University of Rochester
Hope in a Scattering Time: A Life of Christopher Lasch By Eric Miller (Eerdmans, 394 pp., $32) In a moving tribute to Christopher Lasch written shortly after his death in 1994, Dale Vree, a Catholic convert and the editor of the New Oxford Review, wrote that “Calvinism was his true theological inspiration.” Lasch was certainly not one of the faithful.
Libertarians and others from the right-ish side of the ideological spectrum have lately been building a compelling case against worrying about income inequality. Here's Will Wilkinson writing on Cato Unbound in October: As far as I can tell, when most people are worried about economic inequality, they’re usually worried about inequalities in real standards of living — in the real material conditions of life. Income plays a crucial role in this story, but it’s a supporting role.

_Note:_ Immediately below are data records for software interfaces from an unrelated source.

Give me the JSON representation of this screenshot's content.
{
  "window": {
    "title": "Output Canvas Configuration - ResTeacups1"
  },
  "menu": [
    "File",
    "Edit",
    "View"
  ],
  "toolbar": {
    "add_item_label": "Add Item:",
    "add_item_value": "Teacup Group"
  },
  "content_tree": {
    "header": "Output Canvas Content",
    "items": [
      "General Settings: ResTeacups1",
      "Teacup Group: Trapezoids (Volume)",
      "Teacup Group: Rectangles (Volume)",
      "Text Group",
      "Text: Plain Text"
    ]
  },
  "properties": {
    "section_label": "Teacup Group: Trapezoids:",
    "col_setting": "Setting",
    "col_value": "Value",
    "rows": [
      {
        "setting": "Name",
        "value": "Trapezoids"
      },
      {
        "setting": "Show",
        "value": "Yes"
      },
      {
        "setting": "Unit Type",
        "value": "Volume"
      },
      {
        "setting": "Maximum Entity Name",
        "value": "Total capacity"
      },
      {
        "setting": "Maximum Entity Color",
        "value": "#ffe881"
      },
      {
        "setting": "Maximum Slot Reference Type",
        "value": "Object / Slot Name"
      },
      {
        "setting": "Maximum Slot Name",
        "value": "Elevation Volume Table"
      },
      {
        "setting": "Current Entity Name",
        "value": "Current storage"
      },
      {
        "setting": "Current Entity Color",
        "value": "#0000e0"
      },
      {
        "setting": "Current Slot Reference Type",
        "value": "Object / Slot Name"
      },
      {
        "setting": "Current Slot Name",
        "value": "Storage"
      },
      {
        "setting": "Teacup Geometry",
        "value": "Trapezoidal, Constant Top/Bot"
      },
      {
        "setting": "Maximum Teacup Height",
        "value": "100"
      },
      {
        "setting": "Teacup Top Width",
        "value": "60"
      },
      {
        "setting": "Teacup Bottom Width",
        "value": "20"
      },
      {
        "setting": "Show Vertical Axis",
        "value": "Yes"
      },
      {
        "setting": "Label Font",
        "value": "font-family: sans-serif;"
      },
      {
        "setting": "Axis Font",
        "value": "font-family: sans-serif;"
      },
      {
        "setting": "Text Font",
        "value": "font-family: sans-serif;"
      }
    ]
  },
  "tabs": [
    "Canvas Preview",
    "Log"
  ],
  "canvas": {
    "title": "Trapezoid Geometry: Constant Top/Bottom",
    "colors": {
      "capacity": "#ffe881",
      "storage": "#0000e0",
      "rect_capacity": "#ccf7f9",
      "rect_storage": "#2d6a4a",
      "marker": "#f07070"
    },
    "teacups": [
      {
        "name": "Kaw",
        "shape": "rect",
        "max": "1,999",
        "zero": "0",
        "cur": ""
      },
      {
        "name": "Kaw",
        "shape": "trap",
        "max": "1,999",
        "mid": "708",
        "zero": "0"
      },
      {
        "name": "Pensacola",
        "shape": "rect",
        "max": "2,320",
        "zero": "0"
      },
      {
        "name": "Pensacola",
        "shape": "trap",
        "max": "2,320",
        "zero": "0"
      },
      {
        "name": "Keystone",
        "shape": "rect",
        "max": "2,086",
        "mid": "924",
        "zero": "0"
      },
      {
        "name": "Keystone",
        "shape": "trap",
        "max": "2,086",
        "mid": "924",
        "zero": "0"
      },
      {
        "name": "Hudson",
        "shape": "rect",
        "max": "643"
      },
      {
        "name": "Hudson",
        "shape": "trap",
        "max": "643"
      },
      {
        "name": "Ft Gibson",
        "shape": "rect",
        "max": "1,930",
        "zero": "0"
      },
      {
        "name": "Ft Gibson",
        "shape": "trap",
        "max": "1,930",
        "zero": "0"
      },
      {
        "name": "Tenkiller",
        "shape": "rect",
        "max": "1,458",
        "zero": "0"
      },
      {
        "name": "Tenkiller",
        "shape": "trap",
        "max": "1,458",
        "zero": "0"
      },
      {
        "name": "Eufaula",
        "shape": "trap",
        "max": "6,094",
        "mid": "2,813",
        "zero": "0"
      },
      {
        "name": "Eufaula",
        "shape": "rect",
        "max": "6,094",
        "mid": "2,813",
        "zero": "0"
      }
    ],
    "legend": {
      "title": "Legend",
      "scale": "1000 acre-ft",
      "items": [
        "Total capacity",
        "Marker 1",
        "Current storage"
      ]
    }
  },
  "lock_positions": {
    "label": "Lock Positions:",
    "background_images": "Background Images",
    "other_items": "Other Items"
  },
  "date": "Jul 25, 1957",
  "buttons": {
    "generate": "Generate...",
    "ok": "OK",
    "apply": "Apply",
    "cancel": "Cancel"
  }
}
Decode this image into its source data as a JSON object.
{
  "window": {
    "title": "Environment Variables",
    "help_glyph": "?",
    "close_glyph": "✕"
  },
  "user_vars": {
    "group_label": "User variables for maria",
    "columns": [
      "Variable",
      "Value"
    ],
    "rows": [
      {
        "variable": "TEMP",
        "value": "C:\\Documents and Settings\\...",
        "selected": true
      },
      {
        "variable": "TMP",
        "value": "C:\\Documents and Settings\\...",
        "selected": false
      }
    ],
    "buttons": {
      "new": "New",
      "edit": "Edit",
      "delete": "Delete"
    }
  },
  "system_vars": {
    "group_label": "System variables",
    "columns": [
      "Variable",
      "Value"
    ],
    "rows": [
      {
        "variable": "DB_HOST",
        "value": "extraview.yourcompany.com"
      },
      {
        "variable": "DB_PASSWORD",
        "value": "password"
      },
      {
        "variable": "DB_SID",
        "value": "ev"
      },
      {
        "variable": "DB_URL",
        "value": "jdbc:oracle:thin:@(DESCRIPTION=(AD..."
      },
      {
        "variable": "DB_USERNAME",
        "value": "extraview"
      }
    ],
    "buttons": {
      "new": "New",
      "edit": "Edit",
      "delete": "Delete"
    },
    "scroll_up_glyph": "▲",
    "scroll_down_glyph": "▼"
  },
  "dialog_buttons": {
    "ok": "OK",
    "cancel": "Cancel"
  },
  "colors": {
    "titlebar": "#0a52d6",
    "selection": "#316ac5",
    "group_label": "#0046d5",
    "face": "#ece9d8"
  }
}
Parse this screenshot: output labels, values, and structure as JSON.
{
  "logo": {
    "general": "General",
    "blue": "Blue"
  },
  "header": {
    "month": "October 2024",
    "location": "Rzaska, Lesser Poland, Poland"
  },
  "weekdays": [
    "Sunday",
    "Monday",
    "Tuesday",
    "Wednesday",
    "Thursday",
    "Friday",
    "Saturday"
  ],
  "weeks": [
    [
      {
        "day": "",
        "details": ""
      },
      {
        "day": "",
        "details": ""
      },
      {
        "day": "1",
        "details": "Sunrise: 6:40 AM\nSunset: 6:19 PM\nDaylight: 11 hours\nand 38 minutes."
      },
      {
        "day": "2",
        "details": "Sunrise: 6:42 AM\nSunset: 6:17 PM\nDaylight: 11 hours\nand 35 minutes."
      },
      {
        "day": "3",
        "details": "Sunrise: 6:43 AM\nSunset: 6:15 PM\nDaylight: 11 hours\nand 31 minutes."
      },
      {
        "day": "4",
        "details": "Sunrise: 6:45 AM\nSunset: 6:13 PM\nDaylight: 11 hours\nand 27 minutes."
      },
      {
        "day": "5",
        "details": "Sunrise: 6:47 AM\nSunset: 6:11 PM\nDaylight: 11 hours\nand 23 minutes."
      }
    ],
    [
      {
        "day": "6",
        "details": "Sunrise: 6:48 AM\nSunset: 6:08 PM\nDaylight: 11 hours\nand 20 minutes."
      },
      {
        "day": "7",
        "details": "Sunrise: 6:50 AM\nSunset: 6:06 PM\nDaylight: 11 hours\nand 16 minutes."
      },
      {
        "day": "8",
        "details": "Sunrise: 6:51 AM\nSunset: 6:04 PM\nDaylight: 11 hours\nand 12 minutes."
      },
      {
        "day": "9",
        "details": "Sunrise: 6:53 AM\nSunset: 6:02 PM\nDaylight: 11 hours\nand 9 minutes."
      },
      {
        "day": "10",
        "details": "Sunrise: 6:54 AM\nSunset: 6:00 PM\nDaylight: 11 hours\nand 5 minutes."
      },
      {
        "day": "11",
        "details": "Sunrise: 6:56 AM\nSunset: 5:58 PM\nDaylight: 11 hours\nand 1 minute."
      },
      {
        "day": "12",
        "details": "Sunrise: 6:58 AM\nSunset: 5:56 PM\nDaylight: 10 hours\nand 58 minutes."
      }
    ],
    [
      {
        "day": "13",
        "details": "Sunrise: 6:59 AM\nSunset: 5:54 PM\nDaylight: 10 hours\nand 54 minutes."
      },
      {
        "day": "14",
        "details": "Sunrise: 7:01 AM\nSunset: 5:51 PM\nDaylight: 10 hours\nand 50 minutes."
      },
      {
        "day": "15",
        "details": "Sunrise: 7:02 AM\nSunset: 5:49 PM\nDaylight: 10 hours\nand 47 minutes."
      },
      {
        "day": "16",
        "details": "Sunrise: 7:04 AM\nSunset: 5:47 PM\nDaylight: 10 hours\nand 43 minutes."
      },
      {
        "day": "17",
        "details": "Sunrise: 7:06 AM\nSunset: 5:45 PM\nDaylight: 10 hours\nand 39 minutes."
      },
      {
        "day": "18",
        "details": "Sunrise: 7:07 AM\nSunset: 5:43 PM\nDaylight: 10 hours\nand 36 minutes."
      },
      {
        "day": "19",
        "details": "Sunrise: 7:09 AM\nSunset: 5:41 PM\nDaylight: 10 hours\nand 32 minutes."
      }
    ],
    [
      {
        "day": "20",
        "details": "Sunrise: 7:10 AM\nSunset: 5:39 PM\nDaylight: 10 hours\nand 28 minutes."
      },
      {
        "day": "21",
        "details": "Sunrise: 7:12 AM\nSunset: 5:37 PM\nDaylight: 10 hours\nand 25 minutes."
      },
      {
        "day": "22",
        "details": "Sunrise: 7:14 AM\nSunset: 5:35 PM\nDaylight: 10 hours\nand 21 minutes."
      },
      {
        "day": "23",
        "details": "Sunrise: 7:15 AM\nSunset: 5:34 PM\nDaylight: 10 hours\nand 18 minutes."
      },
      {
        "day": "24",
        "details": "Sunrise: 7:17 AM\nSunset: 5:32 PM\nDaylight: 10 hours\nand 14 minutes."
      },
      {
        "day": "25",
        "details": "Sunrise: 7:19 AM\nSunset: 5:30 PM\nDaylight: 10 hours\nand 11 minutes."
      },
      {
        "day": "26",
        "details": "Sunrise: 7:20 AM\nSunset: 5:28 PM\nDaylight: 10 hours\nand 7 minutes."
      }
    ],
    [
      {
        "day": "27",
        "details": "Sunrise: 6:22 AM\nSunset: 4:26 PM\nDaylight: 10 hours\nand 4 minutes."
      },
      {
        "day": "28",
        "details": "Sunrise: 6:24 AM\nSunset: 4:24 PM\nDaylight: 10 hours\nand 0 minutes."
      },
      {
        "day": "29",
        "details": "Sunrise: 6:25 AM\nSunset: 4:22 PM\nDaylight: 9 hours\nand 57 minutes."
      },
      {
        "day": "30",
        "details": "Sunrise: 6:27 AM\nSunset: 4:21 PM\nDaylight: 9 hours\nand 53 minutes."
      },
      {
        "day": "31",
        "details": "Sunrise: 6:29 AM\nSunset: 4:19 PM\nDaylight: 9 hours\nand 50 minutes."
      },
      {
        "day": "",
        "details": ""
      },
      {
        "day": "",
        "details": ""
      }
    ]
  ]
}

For many years, the main alternative to bypass operations was the cardiac stent, a tiny mesh tube placed in the heart's arteries, where it supposedly protects against blockages. Doctors loved stents because they could put off cracking open someone's chest for a while, or forever, and because stents were much cheaper than surgery.
During the early '80s, Harvard University's James Q. Wilson was a role model for the political science profession: a leading specialist in organizational behavior and public administration and a bona fide expert on urban affairs, crime policy, and government reform. The winner of his discipline's most prestigious awards, he wrote several books that today remain standards for the profession—from The Politics of Regulation to his widely used textbook, American Government: Institutions and Policies.
Popular opinion may still support him as against the outrageous Republican alternative, and may yet conceal ... a growing and substantial dissatisfaction because of the meager results that have followed his magnificent promises, and because of the confusion and lack of direction that his rapidly shifting and self-contradictory program embodies. --"Is Roosevelt Slipping?" TNR, August 14, 1935. As President Clinton prepares to become the first two-term Democrat since FDR, commentators on the left and the right are busy expressing skepticism about his achievement.
Astaire Dancing: The Musical Films by W John Mueller (Knopf, 448 pp., $45) Sinatra: My Father By Nancy Sinatra (Doubleday, 340pp., $50) One mercy of living between 1930 and 1960, if you took notice, was the good fortune of having the show put on by Astaire and Frank Sinatra. Not that their worth erased in 1960, when they started to move toward saloon chairs, golf, and more humdrum ways of passing their tune. You can still see The Gay Divorcee, “Puttin’ on the Ritz” from Blue Skies, or Silk Stockings; and you can listen to In the Wee Small Hours, Songs for Swingin’ Lovers, or Only the Lonely.